Every three months or so Kris would bring Carter into his visits and I began to learn more and more about Carter’s story, which included his amazingly supportive and very blended family. Kris was super inquisitive, nervous-but-in-control and seemed to take the lead in Carter’s treatment and management. Over time, what I learned was that despite his feelings stated above, he HAD Carter’s diabetes. He asked questions…lots of them. Even though he thinks he annoyed me with incessant questions, emails and phone calls he didn’t. When he needed answers he wasn’t afraid to ask and certainly wasn’t afraid to think outside of the box. Honestly, he intrigued me because at the time I had met few parents quite like him.
I will never forget the visit with Carter when Kris, in a super casual tone says, “So, I'm thinking about going to nursing school. What do you think?” God really does have a sense of humor because this newly married guy whose wife was in med school and had a child with diabetes and a new baby was dead serious; and I for some reason thought it was a great idea?!?!?

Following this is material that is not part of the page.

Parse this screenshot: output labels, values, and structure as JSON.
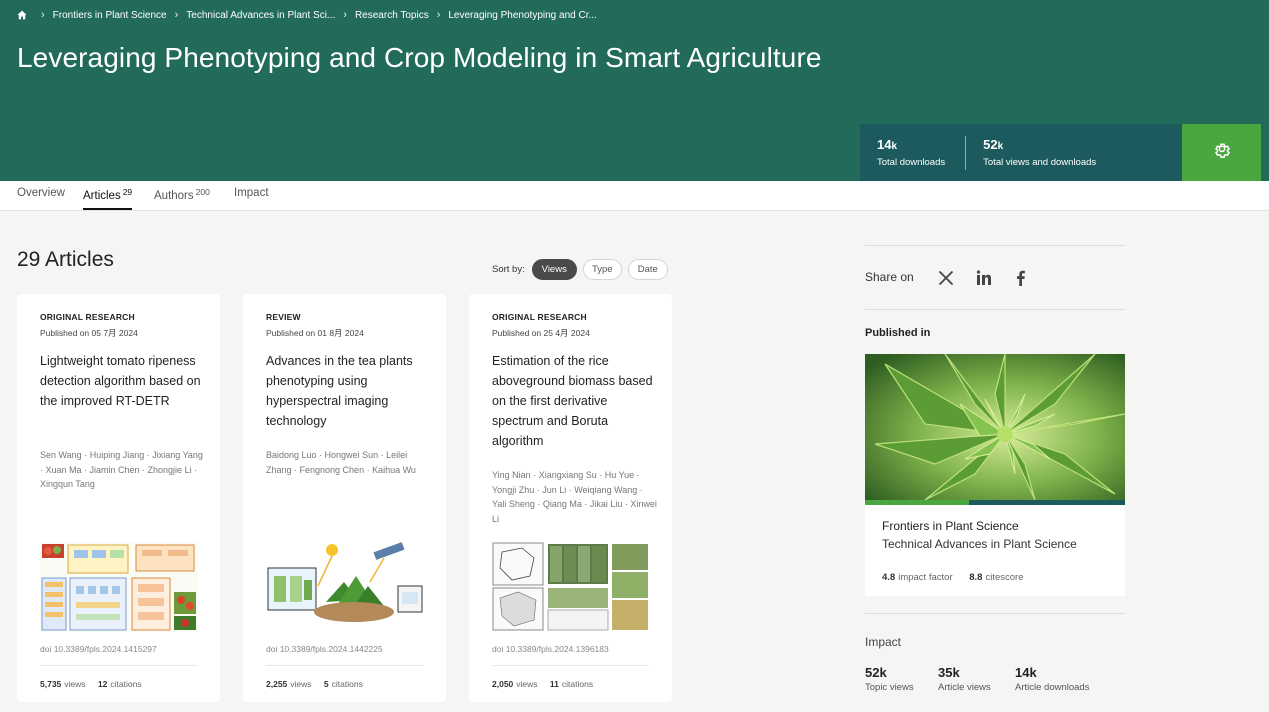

Fast forward through Kris’ journey through school until right before he graduates. He, in a visit, announces he really wants to be a CDE, and wants to take a job in peds to get this process going. So, of course, when I would go to the hospital I started looking for him but never saw him. Then all of a sudden I found out he accepted a job in the ADULT ER?! Seriously?!?! And then I find out he liked it!!! I was a bit blown away, oddly unsettled (with no true reason why) but I moved on… I mean, it was his decision and it didn’t really affect me right? So it didn’t matter right???…..HA!
About a year later I found myself needing help transporting kids back home from diabetes camp. Kris had volunteered as a counselor all week and agreed to step in and help out. This was the first time I actually interacted with him aside from regular office visits where he was typically just “Carter’s dad”. There were 28 kids on the bus and he was exhausted. Together, though, we managed to keep all the kids alive and happy. Though he napped a little we still had enough conversation that made me want him to come work with me. Why though? I seriously can’t tell you. What I can tell you is that this is a God-sized story and He has been in control of this from day one. In less than a year, he was signed on to begin working as my full time CDE.
Shortly after we began working together, it became very clear that Kris and I had the same goals and a true desire to see diabetes management change in our area. My approach to diabetes management wasn’t quite like others and I learned pretty quickly that I could only go so far by myself. I needed someone to come alongside me to help me dream and implement all of these crazy plans and ideas. I wasn’t interested in being the lead or having someone else lead. I wanted to be a part of a healthy team. A team not afraid to dream and implement. A team that put patients first. A team unafraid to speak truth in love to patients.
I not only got that in Kris but the more we talked and planned the more we realized that we truly and very organically complimented each other’s strengths and weaknesses. Kris is by far the dreamer and I am the implementer; both of us capable of being the opposite but all-the-while knowing our places. His desire to innovate and love for technology began to transform our patients’ management and communication processes within months of us starting to work together. It may have intimidated some, but not me. I was ecstatic. This is what I had wanted for so long. It took about 12 months of us working together for the idea of EDC to begin to form; “where real life meets diabetes”.
...to be continued